BEIJING (Reuters) - Ford Motor Co’s joint venture with China Changan Automobile Group has decided not to renew its contract with some agencies supplying it with workers, as carmakers struggle to cope with slumping sales in China.
The New York Times reported earlier that the Ford-Changan joint venture has “quietly begun” dismissing thousands of its 20,000 workers in the world’s second-largest economy.
Ford did not comment on how many of its workers were being supplied by the agencies.
China’s car sales fell 2.8 percent in 2018, according to China’s Association of Automobile Manufacturers (CAAM), marking the first contraction since the 1990s. Slowing economic growth as well as the fallout of trade frictions with the United States have hurt demand.
Ford suffered an even deeper sales slump of 36.9 percent last year in China, due to lack of new and significantly redesigned models, especially SUVs for the market.
Company executive told Reuters last year it was unlikely that Ford’s sales will regain momentum in China until later in 2019 when the first new vehicle models arrive in showrooms in large enough numbers.

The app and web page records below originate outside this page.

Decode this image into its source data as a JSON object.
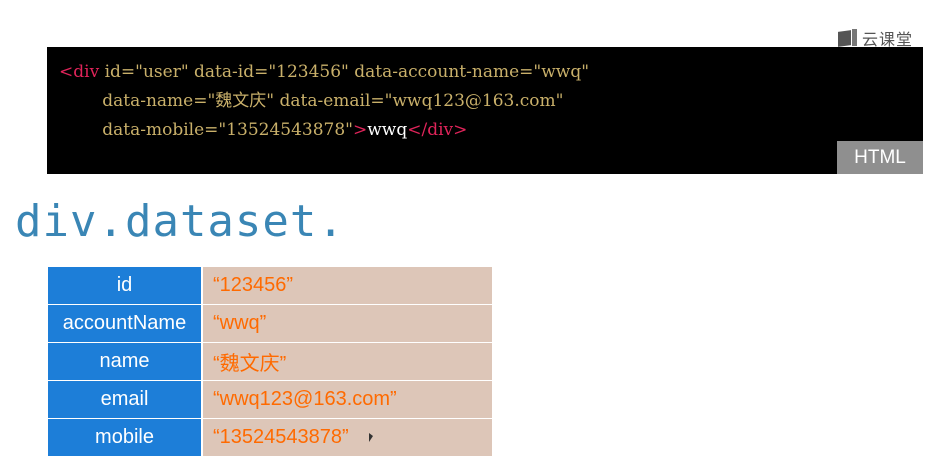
{
  "logo": {
    "text": "云课堂"
  },
  "code": {
    "line1": [
      {
        "t": "tag",
        "v": "<div "
      },
      {
        "t": "attr",
        "v": "id=\"user\" data-id=\"123456\" data-account-name=\"wwq\""
      }
    ],
    "line2": [
      {
        "t": "attr",
        "v": "        data-name=\"魏文庆\" data-email=\"wwq123@163.com\""
      }
    ],
    "line3": [
      {
        "t": "attr",
        "v": "        data-mobile=\"13524543878\""
      },
      {
        "t": "tag",
        "v": ">"
      },
      {
        "t": "text",
        "v": "wwq"
      },
      {
        "t": "tag",
        "v": "</div>"
      }
    ]
  },
  "badge": "HTML",
  "heading": "div.dataset.",
  "table": {
    "rows": [
      {
        "key": "id",
        "value": "“123456”"
      },
      {
        "key": "accountName",
        "value": "“wwq”"
      },
      {
        "key": "name",
        "value": "“魏文庆”"
      },
      {
        "key": "email",
        "value": "“wwq123@163.com”"
      },
      {
        "key": "mobile",
        "value": "“13524543878”"
      }
    ]
  }
}
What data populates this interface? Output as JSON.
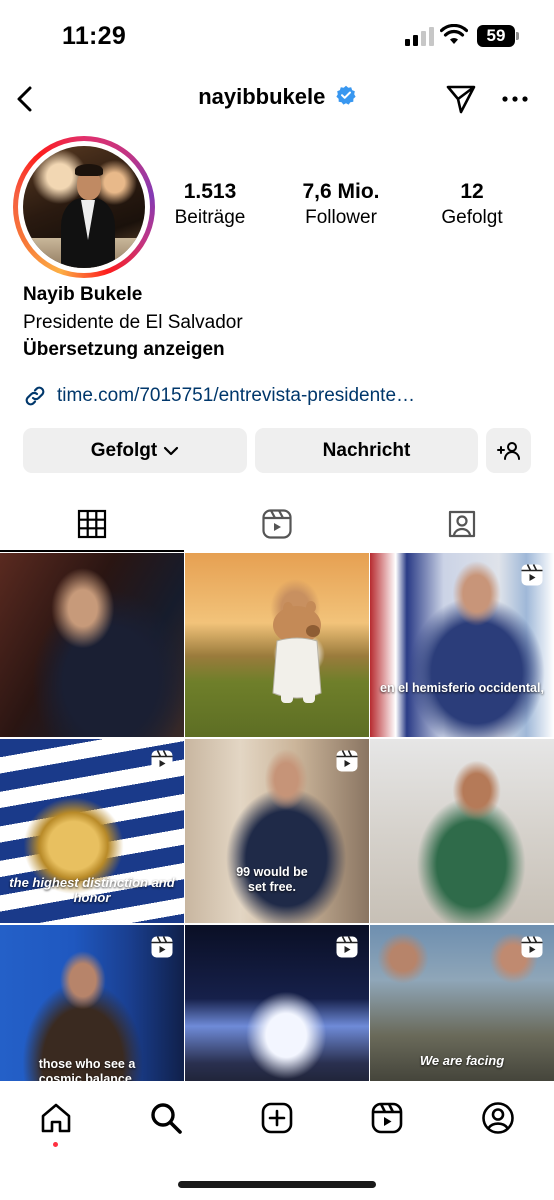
{
  "status_bar": {
    "time": "11:29",
    "battery": "59"
  },
  "header": {
    "username": "nayibbukele"
  },
  "profile": {
    "stats": [
      {
        "value": "1.513",
        "label": "Beiträge"
      },
      {
        "value": "7,6 Mio.",
        "label": "Follower"
      },
      {
        "value": "12",
        "label": "Gefolgt"
      }
    ],
    "name": "Nayib Bukele",
    "bio": "Presidente de El Salvador",
    "translate": "Übersetzung anzeigen",
    "link": "time.com/7015751/entrevista-presidente…"
  },
  "actions": {
    "following": "Gefolgt",
    "message": "Nachricht"
  },
  "grid": {
    "posts": [
      {
        "caption": "",
        "reel": false
      },
      {
        "caption": "",
        "reel": false
      },
      {
        "caption": "en el hemisferio occidental,",
        "reel": true
      },
      {
        "caption": "the highest distinction and honor",
        "reel": true
      },
      {
        "caption": "99 would be set free.",
        "reel": true
      },
      {
        "caption": "",
        "reel": false
      },
      {
        "caption": "those who see a cosmic balance.",
        "reel": true
      },
      {
        "caption": "",
        "reel": true
      },
      {
        "caption": "We are facing",
        "reel": true
      }
    ]
  },
  "colors": {
    "verified": "#3897f0",
    "link": "#00376b",
    "notification": "#ff3040"
  }
}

Beijing has in recent months pledged various measures to boost private consumption to prop up growth, including subsidies to boost rural sales of some vehicles and purchases of new energy vehicles. January’s car sales fell 15.8 percent from a year earlier, however, and CAAM does not expect annual sales growth in 2019.
Reporting by Norihiko Shirouzu and Yilei Sun; writing by Se Young Lee; editing by Jason Neely and Elaine Hardcastle